• Problem requirements: What you produce should be every line from the data that includes "this".

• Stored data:
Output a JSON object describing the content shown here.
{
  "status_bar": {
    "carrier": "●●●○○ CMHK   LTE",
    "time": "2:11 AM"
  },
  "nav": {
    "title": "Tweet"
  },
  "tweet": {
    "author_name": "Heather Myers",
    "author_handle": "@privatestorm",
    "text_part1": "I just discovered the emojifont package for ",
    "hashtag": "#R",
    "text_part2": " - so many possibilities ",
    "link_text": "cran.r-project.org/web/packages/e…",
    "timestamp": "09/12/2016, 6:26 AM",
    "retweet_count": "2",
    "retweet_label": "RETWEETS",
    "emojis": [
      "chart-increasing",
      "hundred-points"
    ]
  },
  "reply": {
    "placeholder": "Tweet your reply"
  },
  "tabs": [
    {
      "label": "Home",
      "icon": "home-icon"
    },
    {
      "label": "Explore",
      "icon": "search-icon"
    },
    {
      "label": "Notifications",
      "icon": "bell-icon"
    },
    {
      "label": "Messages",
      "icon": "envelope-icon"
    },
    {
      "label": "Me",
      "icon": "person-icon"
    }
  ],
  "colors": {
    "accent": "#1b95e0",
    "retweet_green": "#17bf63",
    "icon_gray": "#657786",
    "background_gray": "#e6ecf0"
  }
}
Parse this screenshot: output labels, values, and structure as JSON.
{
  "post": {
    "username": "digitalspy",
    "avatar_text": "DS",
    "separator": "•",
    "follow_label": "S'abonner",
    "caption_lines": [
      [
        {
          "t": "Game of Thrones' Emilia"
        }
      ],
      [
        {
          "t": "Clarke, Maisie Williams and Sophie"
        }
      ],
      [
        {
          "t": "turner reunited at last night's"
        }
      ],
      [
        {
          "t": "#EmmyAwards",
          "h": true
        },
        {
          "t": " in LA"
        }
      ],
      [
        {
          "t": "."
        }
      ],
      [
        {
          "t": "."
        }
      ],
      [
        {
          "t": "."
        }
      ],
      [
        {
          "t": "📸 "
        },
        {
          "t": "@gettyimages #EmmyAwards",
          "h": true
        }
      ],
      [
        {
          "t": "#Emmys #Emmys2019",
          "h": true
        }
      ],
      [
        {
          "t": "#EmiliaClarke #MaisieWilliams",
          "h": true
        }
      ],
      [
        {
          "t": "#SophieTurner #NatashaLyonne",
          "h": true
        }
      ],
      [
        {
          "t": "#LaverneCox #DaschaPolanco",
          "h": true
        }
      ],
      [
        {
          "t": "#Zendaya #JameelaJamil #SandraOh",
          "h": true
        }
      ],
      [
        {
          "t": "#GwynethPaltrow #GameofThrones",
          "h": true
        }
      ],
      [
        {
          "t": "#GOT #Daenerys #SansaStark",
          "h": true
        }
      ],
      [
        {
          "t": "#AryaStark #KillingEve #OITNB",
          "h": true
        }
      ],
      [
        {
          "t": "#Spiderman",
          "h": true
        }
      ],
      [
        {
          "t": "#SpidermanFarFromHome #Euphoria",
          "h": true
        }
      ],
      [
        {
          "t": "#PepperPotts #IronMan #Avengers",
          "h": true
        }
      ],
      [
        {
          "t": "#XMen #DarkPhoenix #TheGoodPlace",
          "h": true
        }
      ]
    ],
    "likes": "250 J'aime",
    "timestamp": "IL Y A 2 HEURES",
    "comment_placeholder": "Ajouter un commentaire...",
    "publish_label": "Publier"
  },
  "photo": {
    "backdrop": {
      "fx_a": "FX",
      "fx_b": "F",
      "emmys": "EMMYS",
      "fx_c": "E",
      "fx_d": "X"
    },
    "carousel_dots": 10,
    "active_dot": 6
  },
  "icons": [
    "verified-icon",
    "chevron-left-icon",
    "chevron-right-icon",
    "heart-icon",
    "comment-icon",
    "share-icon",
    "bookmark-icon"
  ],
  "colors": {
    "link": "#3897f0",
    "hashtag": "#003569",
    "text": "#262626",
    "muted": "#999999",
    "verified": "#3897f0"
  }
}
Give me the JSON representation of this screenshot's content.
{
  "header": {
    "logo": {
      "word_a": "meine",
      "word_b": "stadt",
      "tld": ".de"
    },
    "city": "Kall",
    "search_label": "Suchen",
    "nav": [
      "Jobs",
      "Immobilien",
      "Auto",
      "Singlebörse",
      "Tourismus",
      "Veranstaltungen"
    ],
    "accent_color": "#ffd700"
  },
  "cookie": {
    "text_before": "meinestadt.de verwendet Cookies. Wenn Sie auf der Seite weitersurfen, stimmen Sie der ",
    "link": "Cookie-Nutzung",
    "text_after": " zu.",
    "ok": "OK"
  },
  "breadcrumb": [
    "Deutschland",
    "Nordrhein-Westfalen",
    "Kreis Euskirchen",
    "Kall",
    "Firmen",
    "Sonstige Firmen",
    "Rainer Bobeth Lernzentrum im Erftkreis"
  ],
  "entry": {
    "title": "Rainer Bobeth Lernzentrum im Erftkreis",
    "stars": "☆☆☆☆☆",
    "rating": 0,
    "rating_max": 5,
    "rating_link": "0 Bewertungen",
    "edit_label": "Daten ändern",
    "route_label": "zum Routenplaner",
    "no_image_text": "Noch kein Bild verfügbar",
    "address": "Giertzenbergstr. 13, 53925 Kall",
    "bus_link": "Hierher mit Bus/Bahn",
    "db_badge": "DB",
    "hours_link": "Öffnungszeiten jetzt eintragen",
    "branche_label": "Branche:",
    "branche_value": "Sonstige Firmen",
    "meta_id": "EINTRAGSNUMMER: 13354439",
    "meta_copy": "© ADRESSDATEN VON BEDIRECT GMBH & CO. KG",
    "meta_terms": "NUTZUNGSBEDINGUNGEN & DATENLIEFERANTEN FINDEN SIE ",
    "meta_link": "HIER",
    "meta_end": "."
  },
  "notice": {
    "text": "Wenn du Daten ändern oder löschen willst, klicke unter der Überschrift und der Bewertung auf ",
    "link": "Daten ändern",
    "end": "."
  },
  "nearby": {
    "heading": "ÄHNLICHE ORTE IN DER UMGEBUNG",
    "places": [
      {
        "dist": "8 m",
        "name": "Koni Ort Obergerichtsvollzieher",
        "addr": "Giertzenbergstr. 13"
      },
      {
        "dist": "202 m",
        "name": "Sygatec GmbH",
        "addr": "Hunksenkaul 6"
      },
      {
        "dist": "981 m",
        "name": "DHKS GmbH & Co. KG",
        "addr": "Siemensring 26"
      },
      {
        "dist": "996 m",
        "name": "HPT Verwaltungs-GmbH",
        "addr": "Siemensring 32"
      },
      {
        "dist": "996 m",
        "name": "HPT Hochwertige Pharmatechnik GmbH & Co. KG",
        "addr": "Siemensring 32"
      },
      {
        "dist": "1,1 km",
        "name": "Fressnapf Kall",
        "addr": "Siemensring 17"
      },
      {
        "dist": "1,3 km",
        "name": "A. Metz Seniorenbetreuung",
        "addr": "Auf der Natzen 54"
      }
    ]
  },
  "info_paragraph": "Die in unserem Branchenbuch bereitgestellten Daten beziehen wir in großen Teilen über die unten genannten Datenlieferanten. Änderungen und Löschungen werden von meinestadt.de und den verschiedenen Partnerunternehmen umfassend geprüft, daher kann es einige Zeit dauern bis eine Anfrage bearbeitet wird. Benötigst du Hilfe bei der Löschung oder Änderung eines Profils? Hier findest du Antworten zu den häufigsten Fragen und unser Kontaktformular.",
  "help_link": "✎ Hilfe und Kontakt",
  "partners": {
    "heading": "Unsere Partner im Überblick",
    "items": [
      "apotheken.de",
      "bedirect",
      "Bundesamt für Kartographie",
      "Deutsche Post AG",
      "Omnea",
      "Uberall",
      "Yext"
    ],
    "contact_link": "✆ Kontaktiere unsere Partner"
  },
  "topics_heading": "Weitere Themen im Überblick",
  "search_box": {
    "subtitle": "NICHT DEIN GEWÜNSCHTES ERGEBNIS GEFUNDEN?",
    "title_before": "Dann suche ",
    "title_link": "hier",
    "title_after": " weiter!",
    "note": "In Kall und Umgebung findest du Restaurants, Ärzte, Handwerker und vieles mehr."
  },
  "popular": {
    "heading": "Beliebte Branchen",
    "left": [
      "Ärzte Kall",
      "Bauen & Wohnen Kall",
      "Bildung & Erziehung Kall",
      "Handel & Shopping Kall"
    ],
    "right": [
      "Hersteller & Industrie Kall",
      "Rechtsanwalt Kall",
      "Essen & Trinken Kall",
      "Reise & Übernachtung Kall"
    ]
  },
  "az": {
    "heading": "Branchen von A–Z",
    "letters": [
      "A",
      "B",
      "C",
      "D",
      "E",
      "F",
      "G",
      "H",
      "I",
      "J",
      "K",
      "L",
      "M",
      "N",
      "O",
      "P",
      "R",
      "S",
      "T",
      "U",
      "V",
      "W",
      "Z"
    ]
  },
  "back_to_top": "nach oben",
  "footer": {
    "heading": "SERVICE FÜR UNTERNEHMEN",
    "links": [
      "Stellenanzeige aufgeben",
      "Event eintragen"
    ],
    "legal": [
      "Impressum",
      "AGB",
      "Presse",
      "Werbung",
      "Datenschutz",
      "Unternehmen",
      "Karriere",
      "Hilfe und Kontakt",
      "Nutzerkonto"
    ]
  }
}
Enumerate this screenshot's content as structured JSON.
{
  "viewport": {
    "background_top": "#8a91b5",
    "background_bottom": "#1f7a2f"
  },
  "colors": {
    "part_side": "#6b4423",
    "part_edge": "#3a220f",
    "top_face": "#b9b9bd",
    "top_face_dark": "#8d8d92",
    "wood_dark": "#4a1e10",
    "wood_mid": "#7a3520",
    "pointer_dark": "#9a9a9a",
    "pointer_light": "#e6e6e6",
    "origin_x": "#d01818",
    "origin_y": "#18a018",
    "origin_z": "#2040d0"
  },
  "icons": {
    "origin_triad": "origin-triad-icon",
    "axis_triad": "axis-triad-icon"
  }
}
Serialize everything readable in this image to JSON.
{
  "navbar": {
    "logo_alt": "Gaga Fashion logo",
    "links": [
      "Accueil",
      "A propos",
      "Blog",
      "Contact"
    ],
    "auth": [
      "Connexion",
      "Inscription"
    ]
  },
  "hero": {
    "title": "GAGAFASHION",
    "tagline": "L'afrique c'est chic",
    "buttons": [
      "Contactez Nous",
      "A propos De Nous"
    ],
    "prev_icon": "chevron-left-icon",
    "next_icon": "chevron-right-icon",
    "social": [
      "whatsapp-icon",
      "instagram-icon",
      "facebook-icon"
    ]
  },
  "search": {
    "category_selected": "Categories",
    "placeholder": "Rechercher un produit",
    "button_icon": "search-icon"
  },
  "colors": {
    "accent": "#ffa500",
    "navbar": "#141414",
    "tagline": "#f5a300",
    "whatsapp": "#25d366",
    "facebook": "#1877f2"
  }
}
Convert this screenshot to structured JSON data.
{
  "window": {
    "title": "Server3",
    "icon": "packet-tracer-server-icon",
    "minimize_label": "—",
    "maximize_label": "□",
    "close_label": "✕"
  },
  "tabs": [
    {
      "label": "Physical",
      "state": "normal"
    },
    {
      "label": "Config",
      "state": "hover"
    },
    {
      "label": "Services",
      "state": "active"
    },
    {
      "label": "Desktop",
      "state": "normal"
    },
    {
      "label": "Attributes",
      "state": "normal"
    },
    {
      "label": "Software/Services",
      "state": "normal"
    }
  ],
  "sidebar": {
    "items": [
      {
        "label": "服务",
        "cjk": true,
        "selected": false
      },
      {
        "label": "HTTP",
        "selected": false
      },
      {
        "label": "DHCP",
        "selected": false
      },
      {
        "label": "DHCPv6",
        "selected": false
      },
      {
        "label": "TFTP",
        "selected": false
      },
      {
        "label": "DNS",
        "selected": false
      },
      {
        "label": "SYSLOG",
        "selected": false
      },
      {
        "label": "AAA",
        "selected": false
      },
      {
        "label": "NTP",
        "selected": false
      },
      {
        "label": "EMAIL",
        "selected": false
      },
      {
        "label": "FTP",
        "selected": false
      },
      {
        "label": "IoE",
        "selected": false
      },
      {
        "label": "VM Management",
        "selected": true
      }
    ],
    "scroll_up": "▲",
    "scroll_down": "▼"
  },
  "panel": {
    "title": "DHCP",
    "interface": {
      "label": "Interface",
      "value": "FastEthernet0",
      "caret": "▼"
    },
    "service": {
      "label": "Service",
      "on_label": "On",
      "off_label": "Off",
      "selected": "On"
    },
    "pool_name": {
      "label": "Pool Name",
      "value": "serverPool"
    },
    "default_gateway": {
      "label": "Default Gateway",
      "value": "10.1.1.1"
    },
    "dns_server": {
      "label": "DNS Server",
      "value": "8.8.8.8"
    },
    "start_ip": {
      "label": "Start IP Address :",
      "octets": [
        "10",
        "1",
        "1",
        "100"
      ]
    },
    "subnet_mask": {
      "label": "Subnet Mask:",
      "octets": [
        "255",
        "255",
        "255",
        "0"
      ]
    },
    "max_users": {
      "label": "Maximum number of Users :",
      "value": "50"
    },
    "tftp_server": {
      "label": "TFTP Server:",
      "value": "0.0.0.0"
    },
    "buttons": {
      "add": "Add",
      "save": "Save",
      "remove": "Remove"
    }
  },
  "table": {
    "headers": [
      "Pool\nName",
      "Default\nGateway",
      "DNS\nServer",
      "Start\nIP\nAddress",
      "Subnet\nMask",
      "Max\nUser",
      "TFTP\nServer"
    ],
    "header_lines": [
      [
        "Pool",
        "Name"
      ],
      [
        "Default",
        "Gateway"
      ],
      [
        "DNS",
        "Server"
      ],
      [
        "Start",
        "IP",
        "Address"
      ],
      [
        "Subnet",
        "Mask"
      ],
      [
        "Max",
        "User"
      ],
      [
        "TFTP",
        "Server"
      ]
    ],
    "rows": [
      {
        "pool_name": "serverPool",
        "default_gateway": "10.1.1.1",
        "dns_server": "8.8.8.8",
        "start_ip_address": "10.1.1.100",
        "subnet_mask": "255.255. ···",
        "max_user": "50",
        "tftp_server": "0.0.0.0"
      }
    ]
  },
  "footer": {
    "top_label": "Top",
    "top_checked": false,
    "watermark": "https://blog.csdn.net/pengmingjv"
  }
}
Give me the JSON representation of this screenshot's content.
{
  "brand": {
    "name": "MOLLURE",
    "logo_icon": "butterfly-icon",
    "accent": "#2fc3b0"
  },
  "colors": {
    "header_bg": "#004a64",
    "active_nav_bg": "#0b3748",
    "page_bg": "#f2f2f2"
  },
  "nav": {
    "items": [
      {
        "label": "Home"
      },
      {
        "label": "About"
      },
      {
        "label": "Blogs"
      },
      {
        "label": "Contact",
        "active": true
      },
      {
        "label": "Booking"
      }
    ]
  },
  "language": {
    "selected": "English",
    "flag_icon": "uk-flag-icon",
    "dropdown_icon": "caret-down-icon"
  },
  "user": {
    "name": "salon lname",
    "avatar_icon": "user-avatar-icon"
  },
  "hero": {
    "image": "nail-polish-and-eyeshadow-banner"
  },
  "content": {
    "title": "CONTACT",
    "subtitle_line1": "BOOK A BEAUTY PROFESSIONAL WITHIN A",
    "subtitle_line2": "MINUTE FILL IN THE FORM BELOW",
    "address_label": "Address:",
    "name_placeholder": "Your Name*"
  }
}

• Answer space:
Parse this screenshot: output labels, values, and structure as JSON.
Give me the JSON representation of this screenshot's content.
Enumerate this screenshot's content as structured JSON.
Serialize everything readable in this image to JSON.
Convert this screenshot to structured JSON data.
Give me the JSON representation of this screenshot's content.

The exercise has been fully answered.